Dr John William Prineas – Honorary Professor of Medicine. For distinguished service to medicine in the field of neurology as an academic, researcher and mentor, to improving the lives of people with multiple sclerosis, and to medical education.

Lucy Turnbull – Board of Directors United States Studies Centre and Law School Fundraising Committee. For distinguished service to the community, particularly through philanthropic contributions to, and fundraising support for, a range of medical, social welfare, educational, youth and cultural organisations, to local government, and to business.

Member (AM) of the Order of Australia
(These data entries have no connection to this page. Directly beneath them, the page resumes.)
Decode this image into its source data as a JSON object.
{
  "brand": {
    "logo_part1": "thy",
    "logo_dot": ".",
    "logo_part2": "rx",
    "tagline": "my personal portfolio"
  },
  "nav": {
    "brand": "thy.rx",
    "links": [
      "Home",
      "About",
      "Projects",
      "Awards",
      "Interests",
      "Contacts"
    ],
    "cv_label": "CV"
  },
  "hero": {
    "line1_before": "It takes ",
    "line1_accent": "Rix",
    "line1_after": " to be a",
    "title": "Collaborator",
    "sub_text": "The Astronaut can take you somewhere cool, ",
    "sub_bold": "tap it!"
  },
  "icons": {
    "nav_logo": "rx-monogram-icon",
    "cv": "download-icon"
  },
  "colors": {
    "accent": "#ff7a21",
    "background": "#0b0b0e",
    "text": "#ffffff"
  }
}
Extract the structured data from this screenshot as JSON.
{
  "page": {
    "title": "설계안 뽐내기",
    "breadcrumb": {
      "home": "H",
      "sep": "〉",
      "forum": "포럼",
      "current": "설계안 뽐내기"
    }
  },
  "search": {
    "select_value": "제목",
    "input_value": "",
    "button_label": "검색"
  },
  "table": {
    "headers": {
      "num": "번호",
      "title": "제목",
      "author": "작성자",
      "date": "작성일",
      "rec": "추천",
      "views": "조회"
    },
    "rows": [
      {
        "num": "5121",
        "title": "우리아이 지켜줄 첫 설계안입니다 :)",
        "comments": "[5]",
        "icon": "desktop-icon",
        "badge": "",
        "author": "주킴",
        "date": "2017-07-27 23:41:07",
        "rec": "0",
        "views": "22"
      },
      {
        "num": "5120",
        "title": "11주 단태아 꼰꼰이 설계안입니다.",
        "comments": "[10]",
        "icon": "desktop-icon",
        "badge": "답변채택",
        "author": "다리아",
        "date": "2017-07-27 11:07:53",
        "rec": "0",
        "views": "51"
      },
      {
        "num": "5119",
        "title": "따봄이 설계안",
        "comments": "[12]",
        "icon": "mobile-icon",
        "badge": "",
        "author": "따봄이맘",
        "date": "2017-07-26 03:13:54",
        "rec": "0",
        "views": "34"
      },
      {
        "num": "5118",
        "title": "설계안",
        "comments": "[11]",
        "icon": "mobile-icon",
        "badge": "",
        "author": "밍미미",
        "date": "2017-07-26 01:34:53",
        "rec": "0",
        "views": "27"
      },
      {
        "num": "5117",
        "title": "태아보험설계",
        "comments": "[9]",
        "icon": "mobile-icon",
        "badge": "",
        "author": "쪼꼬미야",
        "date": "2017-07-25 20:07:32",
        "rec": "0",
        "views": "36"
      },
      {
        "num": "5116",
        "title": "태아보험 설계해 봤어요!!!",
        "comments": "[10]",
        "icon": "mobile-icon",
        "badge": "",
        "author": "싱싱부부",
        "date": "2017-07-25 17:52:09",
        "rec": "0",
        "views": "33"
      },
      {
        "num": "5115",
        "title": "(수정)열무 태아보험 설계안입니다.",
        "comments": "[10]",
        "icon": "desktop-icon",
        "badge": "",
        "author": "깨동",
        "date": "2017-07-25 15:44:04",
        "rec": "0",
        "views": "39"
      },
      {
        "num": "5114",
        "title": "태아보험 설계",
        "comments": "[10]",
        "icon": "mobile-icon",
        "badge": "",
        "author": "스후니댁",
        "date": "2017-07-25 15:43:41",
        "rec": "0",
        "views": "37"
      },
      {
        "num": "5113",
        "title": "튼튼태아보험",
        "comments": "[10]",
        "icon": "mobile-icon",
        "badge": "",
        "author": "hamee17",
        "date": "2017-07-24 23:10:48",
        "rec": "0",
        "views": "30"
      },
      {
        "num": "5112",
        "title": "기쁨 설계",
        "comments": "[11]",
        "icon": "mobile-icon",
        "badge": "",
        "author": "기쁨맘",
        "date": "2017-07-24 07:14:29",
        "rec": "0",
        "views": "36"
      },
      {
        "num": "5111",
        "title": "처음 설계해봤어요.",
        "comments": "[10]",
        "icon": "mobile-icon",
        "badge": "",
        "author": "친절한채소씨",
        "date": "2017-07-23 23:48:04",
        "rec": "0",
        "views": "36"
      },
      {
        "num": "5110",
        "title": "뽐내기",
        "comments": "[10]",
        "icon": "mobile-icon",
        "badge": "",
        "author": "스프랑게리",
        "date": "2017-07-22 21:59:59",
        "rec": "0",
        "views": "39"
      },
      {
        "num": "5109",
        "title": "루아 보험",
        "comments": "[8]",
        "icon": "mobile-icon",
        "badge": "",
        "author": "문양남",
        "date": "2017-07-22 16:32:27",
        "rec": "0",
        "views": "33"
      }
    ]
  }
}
Professor Ivan Goldberg – Clinical Associate Professor of Ophthalmology & Eye Health, Sydney Medical School. For service to medicine, particularly in the field of ophthalmology, through national and international glaucoma support organisations, and to education.

Professor Ian Oliver – Clinical Professor of Medicine, Sydney Medical School. For service to medical oncology as a clinician, researcher, administrator and mentor, and to the community through leadership roles with cancer control organisations.
Professor Jill White – Dean, Sydney Nursing School. For service to nursing and midwifery through the design and implementation of academic programs, through contributions to government health committees and taskforces, and to professional organisations.

Emeritus Professor Roger Smalley – Honorary Research Associate, Sydney Conservatorium of Music. For service to the arts as a composer, concert pianist, educator, mentor of emerging musicians and advocate for Australian and international new music.

Medal (OAM) of the Order of Australia

Professor Ben Freedman – Professor of Cardiology and Deputy Dean, Sydney Medical School. For service to medicine as a clinician, educator and researcher.